It's a good day when we transgender people can find support coming from one direction. But on some rare occasions, we get a treat.
The Bud Light Party's Amy Schumer and Seth Rogen lead us off today:
From the start of our campaign at the Super Bowl, The Bud Light Party has rallied around bringing people together. In our newest spot, Seth and Amy remind Americans that labels belong on beer, not people—a message Bud Light proudly supports.
--Alex Lambrecht, Bud Light
When a brand like Bud Light shows support for the transgender community, it makes a difference. Not only does it help bring more visibility to the trans community, it also inspires other companies to do more to show their support. This ad also includes out trans actor Ian Harvie, which puts a face on the trans community and gives a trans person the opportunity to appear in a high-profile spot like this one.
--Nick Adams, GLAAD
Next up, millennials:
A USA/Rock the Vote survey of people 18 to 35 finds that millennials believe, by a 62%-32% margin, that transgender people should use the restroom designated for the gender they identify with. 34% strongly agree with that principle, while only 17% strongly disagree.
We have bigger problems in life than focusing on somebody's gender.
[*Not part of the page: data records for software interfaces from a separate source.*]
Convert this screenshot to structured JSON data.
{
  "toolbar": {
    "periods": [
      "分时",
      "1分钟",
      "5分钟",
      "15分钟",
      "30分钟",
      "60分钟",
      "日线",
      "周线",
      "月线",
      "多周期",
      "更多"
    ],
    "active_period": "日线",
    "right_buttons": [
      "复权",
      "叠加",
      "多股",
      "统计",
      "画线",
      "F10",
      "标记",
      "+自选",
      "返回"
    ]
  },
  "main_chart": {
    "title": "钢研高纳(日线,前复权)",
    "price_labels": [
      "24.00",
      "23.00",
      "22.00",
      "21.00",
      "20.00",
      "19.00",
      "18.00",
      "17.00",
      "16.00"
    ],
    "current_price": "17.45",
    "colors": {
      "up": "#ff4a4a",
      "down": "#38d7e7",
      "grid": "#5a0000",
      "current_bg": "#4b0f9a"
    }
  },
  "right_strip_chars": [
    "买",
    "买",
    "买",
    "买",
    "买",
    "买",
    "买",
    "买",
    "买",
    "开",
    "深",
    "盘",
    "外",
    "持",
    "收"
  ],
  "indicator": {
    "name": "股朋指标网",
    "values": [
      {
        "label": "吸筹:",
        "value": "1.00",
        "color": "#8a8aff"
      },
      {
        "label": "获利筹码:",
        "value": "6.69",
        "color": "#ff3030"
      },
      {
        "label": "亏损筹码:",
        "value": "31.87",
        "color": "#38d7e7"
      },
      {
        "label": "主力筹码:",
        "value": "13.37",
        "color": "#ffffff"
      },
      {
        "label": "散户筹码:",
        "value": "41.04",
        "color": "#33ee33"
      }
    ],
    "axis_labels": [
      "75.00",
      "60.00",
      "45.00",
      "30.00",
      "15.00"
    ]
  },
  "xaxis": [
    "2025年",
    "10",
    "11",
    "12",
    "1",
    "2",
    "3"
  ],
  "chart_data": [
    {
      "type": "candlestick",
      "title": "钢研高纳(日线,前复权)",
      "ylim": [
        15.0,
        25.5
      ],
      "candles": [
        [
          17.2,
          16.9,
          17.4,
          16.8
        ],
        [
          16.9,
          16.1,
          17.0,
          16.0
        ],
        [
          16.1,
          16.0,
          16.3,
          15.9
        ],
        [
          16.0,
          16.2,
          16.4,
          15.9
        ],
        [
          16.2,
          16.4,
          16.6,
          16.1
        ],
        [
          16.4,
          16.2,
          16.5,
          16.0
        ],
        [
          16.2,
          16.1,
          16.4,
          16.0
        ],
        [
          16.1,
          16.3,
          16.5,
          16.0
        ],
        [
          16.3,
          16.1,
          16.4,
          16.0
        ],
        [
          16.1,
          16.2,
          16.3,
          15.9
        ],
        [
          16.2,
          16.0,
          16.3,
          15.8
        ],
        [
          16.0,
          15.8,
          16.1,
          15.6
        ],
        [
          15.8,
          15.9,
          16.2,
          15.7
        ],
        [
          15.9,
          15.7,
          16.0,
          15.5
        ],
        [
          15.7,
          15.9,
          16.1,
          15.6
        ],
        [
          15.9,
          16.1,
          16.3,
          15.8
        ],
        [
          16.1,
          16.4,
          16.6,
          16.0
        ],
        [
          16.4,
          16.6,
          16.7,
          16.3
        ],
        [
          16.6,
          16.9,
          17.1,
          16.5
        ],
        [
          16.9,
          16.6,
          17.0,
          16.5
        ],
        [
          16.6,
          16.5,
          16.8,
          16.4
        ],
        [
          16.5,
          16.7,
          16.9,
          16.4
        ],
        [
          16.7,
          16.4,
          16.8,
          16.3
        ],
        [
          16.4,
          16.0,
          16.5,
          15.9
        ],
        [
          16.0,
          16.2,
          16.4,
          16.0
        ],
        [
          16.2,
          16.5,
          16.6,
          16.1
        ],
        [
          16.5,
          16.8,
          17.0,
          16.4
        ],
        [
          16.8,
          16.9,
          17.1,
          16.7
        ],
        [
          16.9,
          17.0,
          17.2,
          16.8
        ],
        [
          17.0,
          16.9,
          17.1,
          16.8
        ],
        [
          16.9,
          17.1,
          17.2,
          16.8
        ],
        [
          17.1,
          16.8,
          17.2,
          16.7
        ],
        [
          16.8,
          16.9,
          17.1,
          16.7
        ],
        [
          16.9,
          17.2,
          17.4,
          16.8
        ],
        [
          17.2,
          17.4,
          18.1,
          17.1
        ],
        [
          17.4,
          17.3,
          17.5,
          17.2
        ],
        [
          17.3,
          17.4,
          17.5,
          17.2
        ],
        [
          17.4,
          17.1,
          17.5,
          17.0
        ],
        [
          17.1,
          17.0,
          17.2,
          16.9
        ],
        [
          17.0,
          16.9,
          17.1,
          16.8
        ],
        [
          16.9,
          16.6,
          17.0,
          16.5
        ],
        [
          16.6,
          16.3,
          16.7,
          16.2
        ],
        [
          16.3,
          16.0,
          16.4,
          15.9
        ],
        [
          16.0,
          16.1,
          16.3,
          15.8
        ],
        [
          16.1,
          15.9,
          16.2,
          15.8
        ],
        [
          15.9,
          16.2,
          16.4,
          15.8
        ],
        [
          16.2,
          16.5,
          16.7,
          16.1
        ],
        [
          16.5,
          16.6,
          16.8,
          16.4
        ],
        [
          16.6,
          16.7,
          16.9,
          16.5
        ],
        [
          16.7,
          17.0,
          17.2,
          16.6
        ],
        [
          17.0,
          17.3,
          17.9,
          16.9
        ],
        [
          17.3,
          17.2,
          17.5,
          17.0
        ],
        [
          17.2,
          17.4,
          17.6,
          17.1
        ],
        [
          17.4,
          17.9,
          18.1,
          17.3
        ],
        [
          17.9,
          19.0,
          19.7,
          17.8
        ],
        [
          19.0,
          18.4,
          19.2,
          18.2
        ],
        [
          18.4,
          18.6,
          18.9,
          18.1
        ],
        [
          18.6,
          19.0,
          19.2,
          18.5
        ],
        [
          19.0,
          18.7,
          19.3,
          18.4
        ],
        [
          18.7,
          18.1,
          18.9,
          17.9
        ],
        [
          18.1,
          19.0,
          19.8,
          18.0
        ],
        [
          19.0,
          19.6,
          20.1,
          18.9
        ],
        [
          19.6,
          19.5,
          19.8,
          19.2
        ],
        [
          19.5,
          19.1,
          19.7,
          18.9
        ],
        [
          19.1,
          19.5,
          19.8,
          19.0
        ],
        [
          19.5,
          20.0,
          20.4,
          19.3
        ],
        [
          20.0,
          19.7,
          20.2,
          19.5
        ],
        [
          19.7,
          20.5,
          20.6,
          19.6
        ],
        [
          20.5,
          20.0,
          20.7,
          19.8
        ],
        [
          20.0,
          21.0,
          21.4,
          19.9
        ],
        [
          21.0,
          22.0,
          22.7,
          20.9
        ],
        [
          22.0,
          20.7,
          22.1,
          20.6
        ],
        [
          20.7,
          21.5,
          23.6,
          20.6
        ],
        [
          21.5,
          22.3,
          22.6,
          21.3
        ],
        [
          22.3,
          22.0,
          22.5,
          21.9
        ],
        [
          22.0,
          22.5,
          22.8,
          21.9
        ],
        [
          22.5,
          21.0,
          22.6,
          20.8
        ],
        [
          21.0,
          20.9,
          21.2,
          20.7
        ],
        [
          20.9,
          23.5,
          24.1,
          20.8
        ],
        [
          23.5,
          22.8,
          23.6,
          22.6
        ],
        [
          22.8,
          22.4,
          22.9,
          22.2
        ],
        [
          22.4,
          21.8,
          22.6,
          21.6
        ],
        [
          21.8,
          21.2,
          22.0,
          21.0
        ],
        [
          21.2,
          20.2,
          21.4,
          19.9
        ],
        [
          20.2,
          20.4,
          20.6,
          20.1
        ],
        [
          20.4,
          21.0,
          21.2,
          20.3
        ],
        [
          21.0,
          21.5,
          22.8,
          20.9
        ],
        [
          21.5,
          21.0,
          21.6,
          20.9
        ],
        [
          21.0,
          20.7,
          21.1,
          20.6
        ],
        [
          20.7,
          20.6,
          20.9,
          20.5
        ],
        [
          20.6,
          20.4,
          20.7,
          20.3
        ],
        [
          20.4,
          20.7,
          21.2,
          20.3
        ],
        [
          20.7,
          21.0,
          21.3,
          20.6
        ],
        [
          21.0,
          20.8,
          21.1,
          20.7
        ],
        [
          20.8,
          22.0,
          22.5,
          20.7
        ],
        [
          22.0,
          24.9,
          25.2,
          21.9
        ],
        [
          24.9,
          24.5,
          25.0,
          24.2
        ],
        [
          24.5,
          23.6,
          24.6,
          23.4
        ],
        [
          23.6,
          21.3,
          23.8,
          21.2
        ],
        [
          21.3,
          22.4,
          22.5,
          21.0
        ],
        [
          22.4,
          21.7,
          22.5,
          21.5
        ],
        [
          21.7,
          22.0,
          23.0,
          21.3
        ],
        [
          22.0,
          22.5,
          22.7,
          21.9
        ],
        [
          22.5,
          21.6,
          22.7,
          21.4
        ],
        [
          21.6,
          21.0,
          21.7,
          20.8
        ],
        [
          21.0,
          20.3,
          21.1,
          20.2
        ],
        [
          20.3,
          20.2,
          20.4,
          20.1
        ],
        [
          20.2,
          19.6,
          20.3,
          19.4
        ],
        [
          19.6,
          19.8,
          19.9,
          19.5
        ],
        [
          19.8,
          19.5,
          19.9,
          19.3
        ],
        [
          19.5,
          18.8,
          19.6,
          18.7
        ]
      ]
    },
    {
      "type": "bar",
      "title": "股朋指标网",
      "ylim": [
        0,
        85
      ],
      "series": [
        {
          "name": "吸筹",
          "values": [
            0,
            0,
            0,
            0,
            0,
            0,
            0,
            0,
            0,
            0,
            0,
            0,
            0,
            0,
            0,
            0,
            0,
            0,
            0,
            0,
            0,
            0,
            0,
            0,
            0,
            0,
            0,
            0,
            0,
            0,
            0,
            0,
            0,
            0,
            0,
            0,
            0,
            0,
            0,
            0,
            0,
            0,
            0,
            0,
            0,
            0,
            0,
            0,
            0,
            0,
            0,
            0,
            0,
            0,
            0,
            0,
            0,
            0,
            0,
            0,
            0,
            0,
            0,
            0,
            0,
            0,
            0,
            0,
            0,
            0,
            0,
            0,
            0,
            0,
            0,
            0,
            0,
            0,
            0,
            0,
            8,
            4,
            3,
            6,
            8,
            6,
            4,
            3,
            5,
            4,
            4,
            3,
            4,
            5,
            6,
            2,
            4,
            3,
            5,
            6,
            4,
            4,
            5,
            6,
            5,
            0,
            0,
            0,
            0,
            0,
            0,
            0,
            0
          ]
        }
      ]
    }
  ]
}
It is their life; they are not hurting anybody, and we should be focusing more on what is actually more important, like terrorism and drug trafficking.
--Gloria Garcia, nurse, Brownsville, TX
There are partisan differences on the issue. Supporters of Republican Donald Trump for president say by 55%-41% that transgenders should use the bathroom of the gender they were born. By a much wider margin, supporters of Democrat Hillary Clinton say they should use the bathroom of the gender they identify with, 76%-21%.
Meanwhile, younger Americans overwhelmingly agree that discrimination on the basis of sexual orientation is a big problem in the United States. Just one in four say discrimination against the LGBTQ community (Lesbian, Gay, Bisexual, Transgender, Queer) isn't a big problem; more than seven in 10 say it is.
Clinton supporters by more than 5-1, 83%-16%, say discrimination is a big problem. A smaller majority of Trump supporters agree, 53%-45%.
There is a lot of hate on a day-to-day basis, people judging and making comments and remarks. While I think discrimination is fading, I still do see it as a problem, and I know people that have dealt with it firsthand.
--Andrew Piland, tech exec, San Diego, CA
Finally, the General Services Administration is expected to soon post an update to the Federal Register requiring all federally operated facilities to allow transgender people to use restrooms consistent with their gender identity.
The rule will apply to approximately 9200 properties operated by the GSA and an estimated 1 million civilians employed in those sites. The rule will also cover anyone visiting any of those facilities, which include courthouses and social security offices.
This includes all kinds of Americans. We wanted to make clear that a person can use facilities that match their gender identity, and we think that’s a good thing.
--Ashley Nash-Hahn, GSA spokesperson
The rule is as follows:
Federal agencies occupying space under the jurisdiction, custody, or control of GSA must allow individuals to use restroom facilities and related areas consistent with their gender identity.
This type of requirement can change the default for what life is like for those federal employees and people who enter federal buildings.
--Chai Feldbloom, EEOC
The regulation builds on and reinforces a growing body of interpretations by the Obama administration to protect transgender people under longstanding civil rights laws. Several agencies in recent years have found that bans on sex discrimination — under Title VII of the Civil Rights Act of 1964 and Title IX of the Education Amendments of 1972 — ban transgender discrimination as a form of sex discrimination.
Not all federal properties are covered by the GSA’s upcoming regulation, Nash-Hahn said. The White House, Capitol building, and national parks are outside the agency’s jurisdiction, for example. However, the federal government has made clear that such rules already apply to federal workers and students as a general matter.